**Exercise instructions:**
Please set down every entry below exactly as given.

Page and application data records

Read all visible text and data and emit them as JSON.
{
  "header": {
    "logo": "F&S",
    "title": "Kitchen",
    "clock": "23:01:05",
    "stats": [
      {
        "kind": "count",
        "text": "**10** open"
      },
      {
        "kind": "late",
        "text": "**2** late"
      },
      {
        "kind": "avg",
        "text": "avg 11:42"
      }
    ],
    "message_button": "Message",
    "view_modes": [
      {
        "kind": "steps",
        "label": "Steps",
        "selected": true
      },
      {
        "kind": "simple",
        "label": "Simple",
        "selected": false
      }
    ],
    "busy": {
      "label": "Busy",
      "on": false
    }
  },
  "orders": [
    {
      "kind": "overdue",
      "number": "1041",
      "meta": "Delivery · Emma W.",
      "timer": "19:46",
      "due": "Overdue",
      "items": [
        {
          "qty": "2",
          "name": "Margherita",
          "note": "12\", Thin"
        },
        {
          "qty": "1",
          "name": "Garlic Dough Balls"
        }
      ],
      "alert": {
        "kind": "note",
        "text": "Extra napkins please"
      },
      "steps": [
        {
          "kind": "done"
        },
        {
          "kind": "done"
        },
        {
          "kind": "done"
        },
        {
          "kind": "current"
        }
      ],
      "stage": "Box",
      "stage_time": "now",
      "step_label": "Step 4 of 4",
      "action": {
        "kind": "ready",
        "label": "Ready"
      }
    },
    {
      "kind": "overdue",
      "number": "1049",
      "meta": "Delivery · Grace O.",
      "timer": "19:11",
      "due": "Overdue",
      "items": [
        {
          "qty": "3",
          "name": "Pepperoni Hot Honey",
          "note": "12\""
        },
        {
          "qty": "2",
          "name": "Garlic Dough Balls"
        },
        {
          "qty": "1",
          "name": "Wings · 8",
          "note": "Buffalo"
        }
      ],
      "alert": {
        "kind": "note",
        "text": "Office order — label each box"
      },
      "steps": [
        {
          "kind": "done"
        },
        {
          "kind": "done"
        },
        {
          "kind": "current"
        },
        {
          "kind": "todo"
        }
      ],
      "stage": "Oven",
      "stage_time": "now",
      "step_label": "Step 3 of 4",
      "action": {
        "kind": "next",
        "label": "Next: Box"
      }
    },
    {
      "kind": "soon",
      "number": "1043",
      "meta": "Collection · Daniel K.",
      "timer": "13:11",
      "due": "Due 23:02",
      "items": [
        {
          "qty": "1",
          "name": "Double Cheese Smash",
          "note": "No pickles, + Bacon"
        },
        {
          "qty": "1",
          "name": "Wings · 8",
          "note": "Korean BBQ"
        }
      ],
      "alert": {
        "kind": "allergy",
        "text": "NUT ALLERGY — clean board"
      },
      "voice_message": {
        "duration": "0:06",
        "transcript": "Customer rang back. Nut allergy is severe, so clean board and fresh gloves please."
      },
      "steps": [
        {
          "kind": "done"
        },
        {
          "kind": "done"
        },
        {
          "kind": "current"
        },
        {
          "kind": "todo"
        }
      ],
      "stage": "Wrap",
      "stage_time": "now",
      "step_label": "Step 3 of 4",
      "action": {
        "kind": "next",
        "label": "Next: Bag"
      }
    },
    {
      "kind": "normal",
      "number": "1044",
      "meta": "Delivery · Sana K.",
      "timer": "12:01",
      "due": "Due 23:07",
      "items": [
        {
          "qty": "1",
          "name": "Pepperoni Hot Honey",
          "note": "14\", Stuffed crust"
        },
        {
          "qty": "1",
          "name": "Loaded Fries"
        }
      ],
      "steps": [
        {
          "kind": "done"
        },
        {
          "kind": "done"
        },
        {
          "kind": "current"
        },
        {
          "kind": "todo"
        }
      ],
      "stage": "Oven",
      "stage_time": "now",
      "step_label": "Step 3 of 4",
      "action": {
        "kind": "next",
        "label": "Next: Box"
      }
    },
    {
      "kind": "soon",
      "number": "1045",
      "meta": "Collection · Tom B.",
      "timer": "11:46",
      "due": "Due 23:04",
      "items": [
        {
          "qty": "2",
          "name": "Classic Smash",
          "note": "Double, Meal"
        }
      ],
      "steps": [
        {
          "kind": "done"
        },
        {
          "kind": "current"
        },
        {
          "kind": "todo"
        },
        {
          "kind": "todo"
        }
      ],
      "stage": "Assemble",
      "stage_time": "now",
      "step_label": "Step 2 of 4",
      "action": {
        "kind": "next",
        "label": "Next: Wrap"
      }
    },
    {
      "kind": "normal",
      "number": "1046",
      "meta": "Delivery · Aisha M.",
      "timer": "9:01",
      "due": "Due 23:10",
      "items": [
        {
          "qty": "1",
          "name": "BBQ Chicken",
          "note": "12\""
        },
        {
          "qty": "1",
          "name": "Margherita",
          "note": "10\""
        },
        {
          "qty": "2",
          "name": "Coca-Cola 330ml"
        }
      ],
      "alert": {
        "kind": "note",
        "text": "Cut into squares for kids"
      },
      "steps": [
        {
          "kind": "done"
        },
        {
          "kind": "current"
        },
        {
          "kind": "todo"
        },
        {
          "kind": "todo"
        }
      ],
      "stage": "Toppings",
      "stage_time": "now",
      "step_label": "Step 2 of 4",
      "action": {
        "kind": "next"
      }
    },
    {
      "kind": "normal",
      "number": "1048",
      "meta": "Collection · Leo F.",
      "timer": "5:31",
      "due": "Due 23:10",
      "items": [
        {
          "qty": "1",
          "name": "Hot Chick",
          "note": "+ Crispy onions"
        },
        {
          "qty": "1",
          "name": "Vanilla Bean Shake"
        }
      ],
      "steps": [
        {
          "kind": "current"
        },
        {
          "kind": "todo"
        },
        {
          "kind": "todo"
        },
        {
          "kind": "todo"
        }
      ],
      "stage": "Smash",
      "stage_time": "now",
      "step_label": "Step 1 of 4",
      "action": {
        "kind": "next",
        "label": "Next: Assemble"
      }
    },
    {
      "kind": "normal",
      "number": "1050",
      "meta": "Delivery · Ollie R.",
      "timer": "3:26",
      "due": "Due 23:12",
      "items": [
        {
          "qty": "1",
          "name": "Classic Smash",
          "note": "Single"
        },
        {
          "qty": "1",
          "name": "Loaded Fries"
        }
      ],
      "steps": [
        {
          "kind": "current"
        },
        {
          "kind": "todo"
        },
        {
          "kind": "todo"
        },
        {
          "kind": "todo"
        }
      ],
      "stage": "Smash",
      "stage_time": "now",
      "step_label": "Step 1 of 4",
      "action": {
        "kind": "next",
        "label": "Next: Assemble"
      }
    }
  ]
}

**Result:**
Read all visible text and data and emit them as JSON.
{
  "header": {
    "logo": "F&S",
    "title": "Kitchen",
    "clock": "23:01:05",
    "stats": [
      {
        "kind": "count",
        "text": "**10** open"
      },
      {
        "kind": "late",
        "text": "**2** late"
      },
      {
        "kind": "avg",
        "text": "avg 11:42"
      }
    ],
    "message_button": "Message",
    "view_modes": [
      {
        "kind": "steps",
        "label": "Steps",
        "selected": true
      },
      {
        "kind": "simple",
        "label": "Simple",
        "selected": false
      }
    ],
    "busy": {
      "label": "Busy",
      "on": false
    }
  },
  "orders": [
    {
      "kind": "overdue",
      "number": "1041",
      "meta": "Delivery · Emma W.",
      "timer": "19:46",
      "due": "Overdue",
      "items": [
        {
          "qty": "2",
          "name": "Margherita",
          "note": "12\", Thin"
        },
        {
          "qty": "1",
          "name": "Garlic Dough Balls"
        }
      ],
      "alert": {
        "kind": "note",
        "text": "Extra napkins please"
      },
      "steps": [
        {
          "kind": "done"
        },
        {
          "kind": "done"
        },
        {
          "kind": "done"
        },
        {
          "kind": "current"
        }
      ],
      "stage": "Box",
      "stage_time": "now",
      "step_label": "Step 4 of 4",
      "action": {
        "kind": "ready",
        "label": "Ready"
      }
    },
    {
      "kind": "overdue",
      "number": "1049",
      "meta": "Delivery · Grace O.",
      "timer": "19:11",
      "due": "Overdue",
      "items": [
        {
          "qty": "3",
          "name": "Pepperoni Hot Honey",
          "note": "12\""
        },
        {
          "qty": "2",
          "name": "Garlic Dough Balls"
        },
        {
          "qty": "1",
          "name": "Wings · 8",
          "note": "Buffalo"
        }
      ],
      "alert": {
        "kind": "note",
        "text": "Office order — label each box"
      },
      "steps": [
        {
          "kind": "done"
        },
        {
          "kind": "done"
        },
        {
          "kind": "current"
        },
        {
          "kind": "todo"
        }
      ],
      "stage": "Oven",
      "stage_time": "now",
      "step_label": "Step 3 of 4",
      "action": {
        "kind": "next",
        "label": "Next: Box"
      }
    },
    {
      "kind": "soon",
      "number": "1043",
      "meta": "Collection · Daniel K.",
      "timer": "13:11",
      "due": "Due 23:02",
      "items": [
        {
          "qty": "1",
          "name": "Double Cheese Smash",
          "note": "No pickles, + Bacon"
        },
        {
          "qty": "1",
          "name": "Wings · 8",
          "note": "Korean BBQ"
        }
      ],
      "alert": {
        "kind": "allergy",
        "text": "NUT ALLERGY — clean board"
      },
      "voice_message": {
        "duration": "0:06",
        "transcript": "Customer rang back. Nut allergy is severe, so clean board and fresh gloves please."
      },
      "steps": [
        {
          "kind": "done"
        },
        {
          "kind": "done"
        },
        {
          "kind": "current"
        },
        {
          "kind": "todo"
        }
      ],
      "stage": "Wrap",
      "stage_time": "now",
      "step_label": "Step 3 of 4",
      "action": {
        "kind": "next",
        "label": "Next: Bag"
      }
    },
    {
      "kind": "normal",
      "number": "1044",
      "meta": "Delivery · Sana K.",
      "timer": "12:01",
      "due": "Due 23:07",
      "items": [
        {
          "qty": "1",
          "name": "Pepperoni Hot Honey",
          "note": "14\", Stuffed crust"
        },
        {
          "qty": "1",
          "name": "Loaded Fries"
        }
      ],
      "steps": [
        {
          "kind": "done"
        },
        {
          "kind": "done"
        },
        {
          "kind": "current"
        },
        {
          "kind": "todo"
        }
      ],
      "stage": "Oven",
      "stage_time": "now",
      "step_label": "Step 3 of 4",
      "action": {
        "kind": "next",
        "label": "Next: Box"
      }
    },
    {
      "kind": "soon",
      "number": "1045",
      "meta": "Collection · Tom B.",
      "timer": "11:46",
      "due": "Due 23:04",
      "items": [
        {
          "qty": "2",
          "name": "Classic Smash",
          "note": "Double, Meal"
        }
      ],
      "steps": [
        {
          "kind": "done"
        },
        {
          "kind": "current"
        },
        {
          "kind": "todo"
        },
        {
          "kind": "todo"
        }
      ],
      "stage": "Assemble",
      "stage_time": "now",
      "step_label": "Step 2 of 4",
      "action": {
        "kind": "next",
        "label": "Next: Wrap"
      }
    },
    {
      "kind": "normal",
      "number": "1046",
      "meta": "Delivery · Aisha M.",
      "timer": "9:01",
      "due": "Due 23:10",
      "items": [
        {
          "qty": "1",
          "name": "BBQ Chicken",
          "note": "12\""
        },
        {
          "qty": "1",
          "name": "Margherita",
          "note": "10\""
        },
        {
          "qty": "2",
          "name": "Coca-Cola 330ml"
        }
      ],
      "alert": {
        "kind": "note",
        "text": "Cut into squares for kids"
      },
      "steps": [
        {
          "kind": "done"
        },
        {
          "kind": "current"
        },
        {
          "kind": "todo"
        },
        {
          "kind": "todo"
        }
      ],
      "stage": "Toppings",
      "stage_time": "now",
      "step_label": "Step 2 of 4",
      "action": {
        "kind": "next"
      }
    },
    {
      "kind": "normal",
      "number": "1048",
      "meta": "Collection · Leo F.",
      "timer": "5:31",
      "due": "Due 23:10",
      "items": [
        {
          "qty": "1",
          "name": "Hot Chick",
          "note": "+ Crispy onions"
        },
        {
          "qty": "1",
          "name": "Vanilla Bean Shake"
        }
      ],
      "steps": [
        {
          "kind": "current"
        },
        {
          "kind": "todo"
        },
        {
          "kind": "todo"
        },
        {
          "kind": "todo"
        }
      ],
      "stage": "Smash",
      "stage_time": "now",
      "step_label": "Step 1 of 4",
      "action": {
        "kind": "next",
        "label": "Next: Assemble"
      }
    },
    {
      "kind": "normal",
      "number": "1050",
      "meta": "Delivery · Ollie R.",
      "timer": "3:26",
      "due": "Due 23:12",
      "items": [
        {
          "qty": "1",
          "name": "Classic Smash",
          "note": "Single"
        },
        {
          "qty": "1",
          "name": "Loaded Fries"
        }
      ],
      "steps": [
        {
          "kind": "current"
        },
        {
          "kind": "todo"
        },
        {
          "kind": "todo"
        },
        {
          "kind": "todo"
        }
      ],
      "stage": "Smash",
      "stage_time": "now",
      "step_label": "Step 1 of 4",
      "action": {
        "kind": "next",
        "label": "Next: Assemble"
      }
    }
  ]
}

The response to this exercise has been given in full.